ASSIGNED TASK
Would you return every entry below without a single difference?

INFORMATION SHOWN
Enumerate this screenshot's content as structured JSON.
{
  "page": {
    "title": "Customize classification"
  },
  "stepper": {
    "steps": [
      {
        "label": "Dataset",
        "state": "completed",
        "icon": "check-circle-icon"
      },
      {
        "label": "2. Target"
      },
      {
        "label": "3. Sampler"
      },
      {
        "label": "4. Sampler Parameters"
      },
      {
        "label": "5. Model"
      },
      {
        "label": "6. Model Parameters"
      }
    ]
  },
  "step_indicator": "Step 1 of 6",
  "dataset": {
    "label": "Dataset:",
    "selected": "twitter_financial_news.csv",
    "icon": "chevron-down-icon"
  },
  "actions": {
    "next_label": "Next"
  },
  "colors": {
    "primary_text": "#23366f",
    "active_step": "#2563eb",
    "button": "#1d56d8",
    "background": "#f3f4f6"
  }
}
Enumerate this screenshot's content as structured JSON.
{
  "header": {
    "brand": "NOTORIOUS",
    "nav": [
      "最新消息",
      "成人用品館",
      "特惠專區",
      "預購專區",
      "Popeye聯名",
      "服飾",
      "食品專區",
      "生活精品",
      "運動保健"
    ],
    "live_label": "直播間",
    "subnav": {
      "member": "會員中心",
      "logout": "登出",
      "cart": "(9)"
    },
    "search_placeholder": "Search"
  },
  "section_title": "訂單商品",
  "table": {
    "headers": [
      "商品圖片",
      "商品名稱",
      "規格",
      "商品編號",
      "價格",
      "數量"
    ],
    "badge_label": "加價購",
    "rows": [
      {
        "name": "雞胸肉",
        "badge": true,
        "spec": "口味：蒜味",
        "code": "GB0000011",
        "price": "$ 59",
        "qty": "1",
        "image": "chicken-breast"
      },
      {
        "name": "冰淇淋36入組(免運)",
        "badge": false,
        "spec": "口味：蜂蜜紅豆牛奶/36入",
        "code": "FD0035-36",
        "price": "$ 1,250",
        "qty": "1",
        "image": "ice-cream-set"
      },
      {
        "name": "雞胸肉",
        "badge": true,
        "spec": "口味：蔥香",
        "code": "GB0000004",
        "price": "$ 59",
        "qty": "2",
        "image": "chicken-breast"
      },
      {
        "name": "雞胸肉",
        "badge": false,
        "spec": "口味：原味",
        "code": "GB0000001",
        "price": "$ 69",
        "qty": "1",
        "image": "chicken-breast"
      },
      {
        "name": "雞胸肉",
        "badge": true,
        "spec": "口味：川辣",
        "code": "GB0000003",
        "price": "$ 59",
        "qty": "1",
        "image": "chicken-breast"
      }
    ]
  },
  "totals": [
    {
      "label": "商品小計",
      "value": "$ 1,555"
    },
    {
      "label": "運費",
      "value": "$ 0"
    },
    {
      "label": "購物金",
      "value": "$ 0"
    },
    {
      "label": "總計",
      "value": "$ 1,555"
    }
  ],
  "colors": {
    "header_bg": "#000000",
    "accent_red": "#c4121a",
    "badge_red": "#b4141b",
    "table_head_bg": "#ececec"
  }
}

OUTPUT FOR THIS EXERCISE
Enumerate this screenshot's content as structured JSON.
{
  "page": {
    "title": "Customize classification"
  },
  "stepper": {
    "steps": [
      {
        "label": "Dataset",
        "state": "completed",
        "icon": "check-circle-icon"
      },
      {
        "label": "2. Target"
      },
      {
        "label": "3. Sampler"
      },
      {
        "label": "4. Sampler Parameters"
      },
      {
        "label": "5. Model"
      },
      {
        "label": "6. Model Parameters"
      }
    ]
  },
  "step_indicator": "Step 1 of 6",
  "dataset": {
    "label": "Dataset:",
    "selected": "twitter_financial_news.csv",
    "icon": "chevron-down-icon"
  },
  "actions": {
    "next_label": "Next"
  },
  "colors": {
    "primary_text": "#23366f",
    "active_step": "#2563eb",
    "button": "#1d56d8",
    "background": "#f3f4f6"
  }
}
Enumerate this screenshot's content as structured JSON.
{
  "header": {
    "brand": "NOTORIOUS",
    "nav": [
      "最新消息",
      "成人用品館",
      "特惠專區",
      "預購專區",
      "Popeye聯名",
      "服飾",
      "食品專區",
      "生活精品",
      "運動保健"
    ],
    "live_label": "直播間",
    "subnav": {
      "member": "會員中心",
      "logout": "登出",
      "cart": "(9)"
    },
    "search_placeholder": "Search"
  },
  "section_title": "訂單商品",
  "table": {
    "headers": [
      "商品圖片",
      "商品名稱",
      "規格",
      "商品編號",
      "價格",
      "數量"
    ],
    "badge_label": "加價購",
    "rows": [
      {
        "name": "雞胸肉",
        "badge": true,
        "spec": "口味：蒜味",
        "code": "GB0000011",
        "price": "$ 59",
        "qty": "1",
        "image": "chicken-breast"
      },
      {
        "name": "冰淇淋36入組(免運)",
        "badge": false,
        "spec": "口味：蜂蜜紅豆牛奶/36入",
        "code": "FD0035-36",
        "price": "$ 1,250",
        "qty": "1",
        "image": "ice-cream-set"
      },
      {
        "name": "雞胸肉",
        "badge": true,
        "spec": "口味：蔥香",
        "code": "GB0000004",
        "price": "$ 59",
        "qty": "2",
        "image": "chicken-breast"
      },
      {
        "name": "雞胸肉",
        "badge": false,
        "spec": "口味：原味",
        "code": "GB0000001",
        "price": "$ 69",
        "qty": "1",
        "image": "chicken-breast"
      },
      {
        "name": "雞胸肉",
        "badge": true,
        "spec": "口味：川辣",
        "code": "GB0000003",
        "price": "$ 59",
        "qty": "1",
        "image": "chicken-breast"
      }
    ]
  },
  "totals": [
    {
      "label": "商品小計",
      "value": "$ 1,555"
    },
    {
      "label": "運費",
      "value": "$ 0"
    },
    {
      "label": "購物金",
      "value": "$ 0"
    },
    {
      "label": "總計",
      "value": "$ 1,555"
    }
  ],
  "colors": {
    "header_bg": "#000000",
    "accent_red": "#c4121a",
    "badge_red": "#b4141b",
    "table_head_bg": "#ececec"
  }
}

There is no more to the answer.